#### DATASET EXCERPTS

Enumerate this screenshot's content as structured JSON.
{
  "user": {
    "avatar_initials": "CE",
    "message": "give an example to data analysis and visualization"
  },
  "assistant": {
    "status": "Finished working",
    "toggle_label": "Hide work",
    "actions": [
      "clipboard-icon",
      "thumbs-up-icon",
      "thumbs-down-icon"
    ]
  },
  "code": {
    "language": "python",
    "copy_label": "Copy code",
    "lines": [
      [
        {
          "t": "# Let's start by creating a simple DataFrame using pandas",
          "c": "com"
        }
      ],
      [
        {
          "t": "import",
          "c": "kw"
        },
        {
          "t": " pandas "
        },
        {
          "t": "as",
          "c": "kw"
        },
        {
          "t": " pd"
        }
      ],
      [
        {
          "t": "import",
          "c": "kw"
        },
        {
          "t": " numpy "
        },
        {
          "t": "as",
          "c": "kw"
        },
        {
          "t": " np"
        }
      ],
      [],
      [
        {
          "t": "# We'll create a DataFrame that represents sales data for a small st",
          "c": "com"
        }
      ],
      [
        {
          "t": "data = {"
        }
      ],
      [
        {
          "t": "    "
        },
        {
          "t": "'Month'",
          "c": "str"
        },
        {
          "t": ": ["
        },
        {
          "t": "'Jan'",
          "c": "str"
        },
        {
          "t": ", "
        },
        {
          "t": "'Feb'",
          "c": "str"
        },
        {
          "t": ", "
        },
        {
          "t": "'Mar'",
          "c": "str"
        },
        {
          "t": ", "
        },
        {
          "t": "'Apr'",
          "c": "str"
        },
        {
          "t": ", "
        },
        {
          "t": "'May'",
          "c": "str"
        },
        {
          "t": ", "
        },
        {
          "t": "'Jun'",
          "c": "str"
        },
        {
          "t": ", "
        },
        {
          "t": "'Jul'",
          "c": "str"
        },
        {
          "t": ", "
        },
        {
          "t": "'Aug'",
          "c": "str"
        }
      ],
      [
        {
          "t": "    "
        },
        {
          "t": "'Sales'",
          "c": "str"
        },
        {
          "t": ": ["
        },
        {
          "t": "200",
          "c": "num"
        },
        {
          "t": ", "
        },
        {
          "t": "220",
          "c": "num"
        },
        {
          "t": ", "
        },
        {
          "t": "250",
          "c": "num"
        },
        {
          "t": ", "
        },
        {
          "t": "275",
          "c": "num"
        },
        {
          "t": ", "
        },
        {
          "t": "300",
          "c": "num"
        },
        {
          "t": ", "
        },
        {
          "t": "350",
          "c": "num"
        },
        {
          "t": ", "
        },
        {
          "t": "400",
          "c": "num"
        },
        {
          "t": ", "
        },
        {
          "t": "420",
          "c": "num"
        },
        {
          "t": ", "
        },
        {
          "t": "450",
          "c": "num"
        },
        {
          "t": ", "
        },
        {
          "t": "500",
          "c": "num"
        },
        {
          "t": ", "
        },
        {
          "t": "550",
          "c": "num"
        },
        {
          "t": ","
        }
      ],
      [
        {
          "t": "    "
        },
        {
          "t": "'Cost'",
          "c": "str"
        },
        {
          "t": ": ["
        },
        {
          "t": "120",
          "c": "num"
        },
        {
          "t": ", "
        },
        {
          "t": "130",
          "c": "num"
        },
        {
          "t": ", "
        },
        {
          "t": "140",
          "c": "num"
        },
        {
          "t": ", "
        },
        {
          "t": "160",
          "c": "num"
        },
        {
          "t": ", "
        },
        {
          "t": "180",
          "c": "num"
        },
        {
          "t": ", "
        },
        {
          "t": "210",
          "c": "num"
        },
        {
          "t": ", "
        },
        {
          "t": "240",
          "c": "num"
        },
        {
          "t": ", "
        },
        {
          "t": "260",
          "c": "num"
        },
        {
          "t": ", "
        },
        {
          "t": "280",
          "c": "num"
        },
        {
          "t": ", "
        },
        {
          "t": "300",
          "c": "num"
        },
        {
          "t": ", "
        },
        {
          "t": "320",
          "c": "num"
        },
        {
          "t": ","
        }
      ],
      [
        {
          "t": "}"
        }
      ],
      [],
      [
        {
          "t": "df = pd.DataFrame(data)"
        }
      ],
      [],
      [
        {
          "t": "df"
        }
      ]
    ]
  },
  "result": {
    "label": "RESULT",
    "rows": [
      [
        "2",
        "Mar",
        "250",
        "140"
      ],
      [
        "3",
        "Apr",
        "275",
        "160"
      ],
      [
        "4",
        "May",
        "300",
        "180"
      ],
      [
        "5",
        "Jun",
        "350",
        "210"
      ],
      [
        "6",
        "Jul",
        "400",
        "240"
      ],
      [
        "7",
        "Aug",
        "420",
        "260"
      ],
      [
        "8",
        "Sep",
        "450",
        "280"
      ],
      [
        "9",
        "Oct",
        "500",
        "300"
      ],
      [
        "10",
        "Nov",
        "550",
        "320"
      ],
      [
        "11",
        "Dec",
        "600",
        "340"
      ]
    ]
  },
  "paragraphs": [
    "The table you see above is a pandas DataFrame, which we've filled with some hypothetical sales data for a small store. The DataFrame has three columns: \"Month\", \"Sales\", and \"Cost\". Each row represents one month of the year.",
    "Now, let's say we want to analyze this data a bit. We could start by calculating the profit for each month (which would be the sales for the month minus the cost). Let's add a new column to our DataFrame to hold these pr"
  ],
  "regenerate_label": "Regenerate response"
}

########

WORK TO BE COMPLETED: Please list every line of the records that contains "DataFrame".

WORKED SOLUTION:
          "t": "# Let's start by creating a simple DataFrame using pandas",
          "t": "# We'll create a DataFrame that represents sales data for a small st",
          "t": "df = pd.DataFrame(data)"
    "The table you see above is a pandas DataFrame, which we've filled with some hypothetical sales data for a small store. The DataFrame has three columns: \"Month\", \"Sales\", and \"Cost\". Each row represents one month of the year.",
    "Now, let's say we want to analyze this data a bit. We could start by calculating the profit for each month (which would be the sales for the month minus the cost). Let's add a new column to our DataFrame to hold these pr"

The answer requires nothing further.